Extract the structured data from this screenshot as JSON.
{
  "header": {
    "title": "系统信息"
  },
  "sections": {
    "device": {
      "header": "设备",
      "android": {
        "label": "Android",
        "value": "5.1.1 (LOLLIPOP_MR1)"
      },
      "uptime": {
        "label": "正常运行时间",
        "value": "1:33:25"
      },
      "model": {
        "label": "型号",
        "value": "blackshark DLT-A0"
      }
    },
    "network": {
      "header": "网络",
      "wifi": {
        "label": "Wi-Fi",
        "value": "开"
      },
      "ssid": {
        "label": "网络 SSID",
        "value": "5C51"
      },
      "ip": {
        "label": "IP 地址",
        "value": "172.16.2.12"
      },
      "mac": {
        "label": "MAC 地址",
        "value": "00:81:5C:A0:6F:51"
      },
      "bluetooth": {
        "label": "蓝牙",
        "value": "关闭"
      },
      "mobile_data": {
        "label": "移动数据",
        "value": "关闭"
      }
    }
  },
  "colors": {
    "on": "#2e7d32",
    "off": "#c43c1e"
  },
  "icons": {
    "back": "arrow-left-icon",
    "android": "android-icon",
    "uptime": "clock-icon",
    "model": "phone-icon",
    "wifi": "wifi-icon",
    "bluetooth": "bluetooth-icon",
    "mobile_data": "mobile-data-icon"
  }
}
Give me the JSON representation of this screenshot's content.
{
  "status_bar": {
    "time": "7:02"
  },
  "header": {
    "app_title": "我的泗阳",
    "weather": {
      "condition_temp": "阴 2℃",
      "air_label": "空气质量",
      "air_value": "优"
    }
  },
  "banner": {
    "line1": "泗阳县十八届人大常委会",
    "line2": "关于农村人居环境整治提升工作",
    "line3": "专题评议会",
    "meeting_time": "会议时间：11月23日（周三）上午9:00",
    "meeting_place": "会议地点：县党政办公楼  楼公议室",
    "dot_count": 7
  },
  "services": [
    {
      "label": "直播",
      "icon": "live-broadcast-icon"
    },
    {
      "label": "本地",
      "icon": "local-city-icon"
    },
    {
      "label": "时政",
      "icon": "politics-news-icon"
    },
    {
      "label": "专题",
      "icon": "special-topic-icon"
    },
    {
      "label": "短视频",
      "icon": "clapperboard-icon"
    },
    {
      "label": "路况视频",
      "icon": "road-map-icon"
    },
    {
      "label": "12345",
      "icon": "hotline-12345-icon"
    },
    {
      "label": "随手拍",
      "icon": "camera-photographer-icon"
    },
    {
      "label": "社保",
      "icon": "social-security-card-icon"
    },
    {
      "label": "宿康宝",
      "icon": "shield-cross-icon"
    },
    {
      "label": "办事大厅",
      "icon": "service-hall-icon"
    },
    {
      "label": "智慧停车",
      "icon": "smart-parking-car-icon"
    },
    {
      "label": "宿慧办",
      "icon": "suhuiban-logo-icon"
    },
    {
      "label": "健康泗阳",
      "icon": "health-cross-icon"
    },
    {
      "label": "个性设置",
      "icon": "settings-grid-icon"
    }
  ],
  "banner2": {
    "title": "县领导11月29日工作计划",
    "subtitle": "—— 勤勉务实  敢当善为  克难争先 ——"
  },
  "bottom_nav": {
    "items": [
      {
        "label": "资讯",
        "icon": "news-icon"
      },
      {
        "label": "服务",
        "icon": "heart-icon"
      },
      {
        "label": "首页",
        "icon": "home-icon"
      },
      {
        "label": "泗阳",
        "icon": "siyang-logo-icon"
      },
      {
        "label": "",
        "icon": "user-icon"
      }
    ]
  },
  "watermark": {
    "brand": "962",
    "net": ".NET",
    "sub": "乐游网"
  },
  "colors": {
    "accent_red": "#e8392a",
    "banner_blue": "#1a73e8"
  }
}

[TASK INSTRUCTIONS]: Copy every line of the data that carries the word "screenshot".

[OUTPUT]:
Extract the structured data from this screenshot as JSON.
Give me the JSON representation of this screenshot's content.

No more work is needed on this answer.